Receive one who is weak in the faith, but not to disputes over doubtful things. For one believes he may eat all things, but he who is weak eats only vegetables. Let not him who eats despise him who does not eat, and let not him who does not eat judge him who eats; for God has received him. Who are you to judge another's servant? To his own master he stands or falls. Indeed, he will be made to stand, for God is able to make him stand (Rom. 14:1-4).
Here, it seems that condemning and rejecting believers who do things we may not agree with but have the scriptural liberty to do is judging. Of course, not all things Christians do are allowed in the Bible, and in the church we have the obligation to point such things out.
Let a man so consider us, as servants of Christ and stewards of the mysteries of God. Moreover it is required in stewards that one be found faithful. But with me it is a very small thing that I should be judged by you or by a human court. In fact, I do not even judge myself. For I know nothing against myself, yet I am not justified by this; but He who judges me is the Lord (1 Cor. 4:3).
In the broad context, considering the previous chapter, judging here has to do with the Corinthian church judging some workers as lesser or greater than others. Therefore, Paul says, Who then is Paul, and who is Apollos, but ministers through whom you believed, as the Lord gave to each one? I planted, Apollos watered, but God gave the increase. So then neither he who plants is anything, nor he who waters, but God who gives the increase (1 Cor. 3:5-7). How many times do the people in the congregation judge the pastor and exalt him above everyone else in the church? This is a type of judging that is condemned in the Scriptures. We are all supposed to be merely servants of Christ.

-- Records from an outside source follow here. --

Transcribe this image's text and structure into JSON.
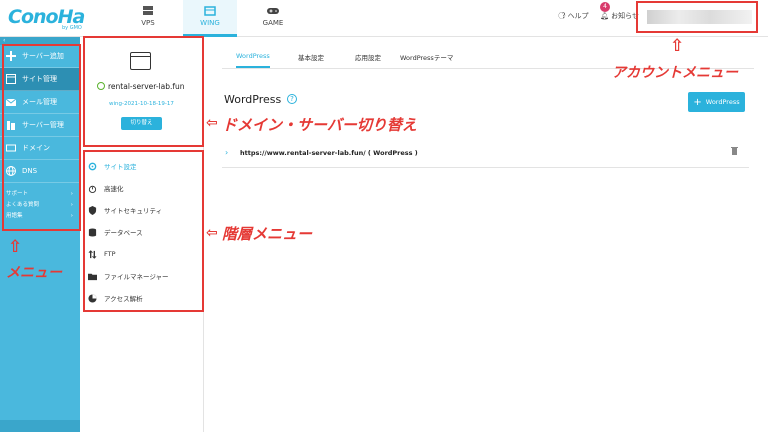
{
  "header": {
    "logo": "ConoHa",
    "logo_sub": "by GMO",
    "tabs": [
      "VPS",
      "WING",
      "GAME"
    ],
    "help": "ヘルプ",
    "notice": "お知らせ",
    "notice_count": "4"
  },
  "sidebar": {
    "collapse": "‹",
    "items": [
      "サーバー追加",
      "サイト管理",
      "メール管理",
      "サーバー管理",
      "ドメイン",
      "DNS"
    ],
    "links": [
      "サポート",
      "よくある質問",
      "用語集"
    ]
  },
  "subpanel": {
    "domain": "rental-server-lab.fun",
    "wing_id": "wing-2021-10-18-19-17",
    "switch_label": "切り替え",
    "menu": [
      "サイト設定",
      "高速化",
      "サイトセキュリティ",
      "データベース",
      "FTP",
      "ファイルマネージャー",
      "アクセス解析"
    ]
  },
  "main": {
    "tabs": [
      "WordPress",
      "基本設定",
      "応用設定",
      "WordPressテーマ"
    ],
    "title": "WordPress",
    "add_label": "WordPress",
    "row_url": "https://www.rental-server-lab.fun/ ( WordPress )"
  },
  "annotations": {
    "account_menu": "アカウントメニュー",
    "domain_switch": "ドメイン・サーバー切り替え",
    "hier_menu": "階層メニュー",
    "menu": "メニュー",
    "arrow_up": "⇧",
    "arrow_left": "⇦"
  },
  "colors": {
    "accent": "#2bb2dc",
    "sidebar": "#4ab8dd",
    "annotation": "#e53935"
  }
}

Do not speak evil of one another, brethren. He who speaks evil of a brother and judges his brother, speaks evil of the law and judges the law. But if you judge the law, you are not a doer of the law but a judge. There is one Lawgiver, who is able to save and to destroy. Who are you to judge another? (Jam. 4:11-12).
Here, James is actually giving a definition of judging: “speaking evil of a brother.” However, we know from the previous Scriptures as well as from my previous blog that this is not the only definition of judging.
In summary the type of judging we are not supposed to do can be summarized as follows:
Judging is passing a sentence. (We know this from the meaning of the word.)
Judging is assuming unbiblical authority over another in the church.
Judging is condemning.
Judging is avenging.
Judging is censuring (rejecting).
Judging is speaking evil of a brother.
Following are the types of judging we are supposed to do (see also previous blog):
We are commanded to discern, scrutinize, etc.
We are commanded to rebuke (often called judging).
We are commanded to warn others of sin and God’s judgment (often called judging).
We are commanded to confront sin (often called judging).
We are commanded to confront a person who sins against us (often called judging).
We are commanded to judge our own motives.
We are commanded to judge sin in our own lives.
Church leaders are commanded to judge and excommunicate sinners who refuse to repent.